**Directions:**
Wherever "notice" turns up in a line of the entries below, that line counts. Say how many such lines there are, with no other words.

**Collected data entries:**
......
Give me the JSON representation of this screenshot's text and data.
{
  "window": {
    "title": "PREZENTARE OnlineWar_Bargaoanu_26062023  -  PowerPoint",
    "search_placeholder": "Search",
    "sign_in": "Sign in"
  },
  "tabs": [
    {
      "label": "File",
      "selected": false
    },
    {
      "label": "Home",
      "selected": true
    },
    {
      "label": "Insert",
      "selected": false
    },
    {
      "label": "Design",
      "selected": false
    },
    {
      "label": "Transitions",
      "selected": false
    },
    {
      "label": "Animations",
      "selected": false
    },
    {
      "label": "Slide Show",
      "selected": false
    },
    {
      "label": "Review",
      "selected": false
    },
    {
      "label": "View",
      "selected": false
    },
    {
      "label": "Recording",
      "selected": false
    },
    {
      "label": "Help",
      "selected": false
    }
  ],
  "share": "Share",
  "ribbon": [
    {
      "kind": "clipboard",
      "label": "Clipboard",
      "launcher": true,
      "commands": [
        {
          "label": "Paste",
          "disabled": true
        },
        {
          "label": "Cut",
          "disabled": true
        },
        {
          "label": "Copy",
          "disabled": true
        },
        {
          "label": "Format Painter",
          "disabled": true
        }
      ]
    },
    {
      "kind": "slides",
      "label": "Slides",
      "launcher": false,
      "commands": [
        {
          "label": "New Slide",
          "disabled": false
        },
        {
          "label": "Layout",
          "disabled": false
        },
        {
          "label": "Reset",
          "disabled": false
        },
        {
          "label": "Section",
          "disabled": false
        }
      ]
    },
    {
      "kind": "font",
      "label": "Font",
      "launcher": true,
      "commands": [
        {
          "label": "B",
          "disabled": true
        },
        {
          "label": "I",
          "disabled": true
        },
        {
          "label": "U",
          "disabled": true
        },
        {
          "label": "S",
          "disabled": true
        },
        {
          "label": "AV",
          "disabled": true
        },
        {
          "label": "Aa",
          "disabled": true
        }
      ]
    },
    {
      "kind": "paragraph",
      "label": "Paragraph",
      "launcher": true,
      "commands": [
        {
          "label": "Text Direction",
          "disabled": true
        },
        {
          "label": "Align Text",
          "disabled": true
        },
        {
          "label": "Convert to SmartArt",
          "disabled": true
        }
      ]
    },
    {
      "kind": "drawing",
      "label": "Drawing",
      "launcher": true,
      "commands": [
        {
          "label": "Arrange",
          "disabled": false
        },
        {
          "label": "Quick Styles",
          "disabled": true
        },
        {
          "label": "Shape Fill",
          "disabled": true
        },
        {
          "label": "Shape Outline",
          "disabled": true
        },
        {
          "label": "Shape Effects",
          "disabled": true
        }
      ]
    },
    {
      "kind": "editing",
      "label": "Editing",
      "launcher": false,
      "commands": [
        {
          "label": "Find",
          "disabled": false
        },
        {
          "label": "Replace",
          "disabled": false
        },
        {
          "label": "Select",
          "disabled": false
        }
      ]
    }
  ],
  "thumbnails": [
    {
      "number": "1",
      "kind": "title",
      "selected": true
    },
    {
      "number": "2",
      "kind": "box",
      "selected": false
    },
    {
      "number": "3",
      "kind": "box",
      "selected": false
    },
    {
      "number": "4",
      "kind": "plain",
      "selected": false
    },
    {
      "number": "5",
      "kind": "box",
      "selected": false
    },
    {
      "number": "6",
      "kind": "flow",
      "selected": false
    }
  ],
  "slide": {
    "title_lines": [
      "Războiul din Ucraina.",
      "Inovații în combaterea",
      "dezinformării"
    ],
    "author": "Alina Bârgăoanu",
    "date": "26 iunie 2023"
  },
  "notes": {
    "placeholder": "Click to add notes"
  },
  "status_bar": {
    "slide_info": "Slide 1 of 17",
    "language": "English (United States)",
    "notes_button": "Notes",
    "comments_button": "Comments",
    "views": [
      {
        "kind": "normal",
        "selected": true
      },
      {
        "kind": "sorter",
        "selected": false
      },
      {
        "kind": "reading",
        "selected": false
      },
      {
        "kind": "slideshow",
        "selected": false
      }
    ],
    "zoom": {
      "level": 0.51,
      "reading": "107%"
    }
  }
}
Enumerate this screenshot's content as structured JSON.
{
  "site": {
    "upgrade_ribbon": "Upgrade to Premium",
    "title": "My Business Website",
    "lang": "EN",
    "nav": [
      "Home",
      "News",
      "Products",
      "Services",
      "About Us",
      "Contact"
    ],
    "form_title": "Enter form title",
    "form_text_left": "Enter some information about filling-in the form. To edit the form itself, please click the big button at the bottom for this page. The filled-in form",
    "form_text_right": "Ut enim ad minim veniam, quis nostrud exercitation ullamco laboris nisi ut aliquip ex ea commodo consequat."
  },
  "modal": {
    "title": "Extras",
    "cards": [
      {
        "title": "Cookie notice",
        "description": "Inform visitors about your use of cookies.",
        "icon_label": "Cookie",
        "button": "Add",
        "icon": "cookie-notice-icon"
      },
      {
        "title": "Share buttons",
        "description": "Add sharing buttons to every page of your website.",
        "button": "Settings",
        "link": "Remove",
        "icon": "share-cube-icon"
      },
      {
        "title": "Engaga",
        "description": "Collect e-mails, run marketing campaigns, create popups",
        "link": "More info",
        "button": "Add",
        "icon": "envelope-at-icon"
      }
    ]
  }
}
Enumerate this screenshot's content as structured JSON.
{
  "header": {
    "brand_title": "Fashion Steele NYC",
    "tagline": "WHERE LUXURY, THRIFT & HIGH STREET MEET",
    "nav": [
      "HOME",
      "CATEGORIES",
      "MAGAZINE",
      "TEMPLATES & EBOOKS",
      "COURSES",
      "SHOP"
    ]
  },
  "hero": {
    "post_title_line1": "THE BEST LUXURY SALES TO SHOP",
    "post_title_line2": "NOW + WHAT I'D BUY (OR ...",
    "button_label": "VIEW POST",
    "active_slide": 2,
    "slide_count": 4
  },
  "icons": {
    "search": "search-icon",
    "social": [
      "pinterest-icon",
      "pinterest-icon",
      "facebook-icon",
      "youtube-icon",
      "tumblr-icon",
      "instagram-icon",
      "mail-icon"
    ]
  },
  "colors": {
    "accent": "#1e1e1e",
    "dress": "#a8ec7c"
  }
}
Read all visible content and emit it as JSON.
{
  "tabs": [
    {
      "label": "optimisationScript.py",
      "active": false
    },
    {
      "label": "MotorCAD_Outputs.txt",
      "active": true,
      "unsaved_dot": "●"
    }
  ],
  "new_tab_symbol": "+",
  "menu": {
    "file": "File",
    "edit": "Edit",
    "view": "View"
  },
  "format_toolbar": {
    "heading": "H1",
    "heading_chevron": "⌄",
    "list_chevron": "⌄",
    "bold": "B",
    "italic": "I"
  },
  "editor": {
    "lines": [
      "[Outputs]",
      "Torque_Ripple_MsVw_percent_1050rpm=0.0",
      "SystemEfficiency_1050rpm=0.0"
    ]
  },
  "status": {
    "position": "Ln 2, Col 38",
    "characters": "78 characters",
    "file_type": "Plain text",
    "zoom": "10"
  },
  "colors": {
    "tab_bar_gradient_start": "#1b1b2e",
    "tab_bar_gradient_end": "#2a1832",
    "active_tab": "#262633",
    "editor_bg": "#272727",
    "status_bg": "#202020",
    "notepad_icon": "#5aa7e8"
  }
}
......
**Written answer:**
2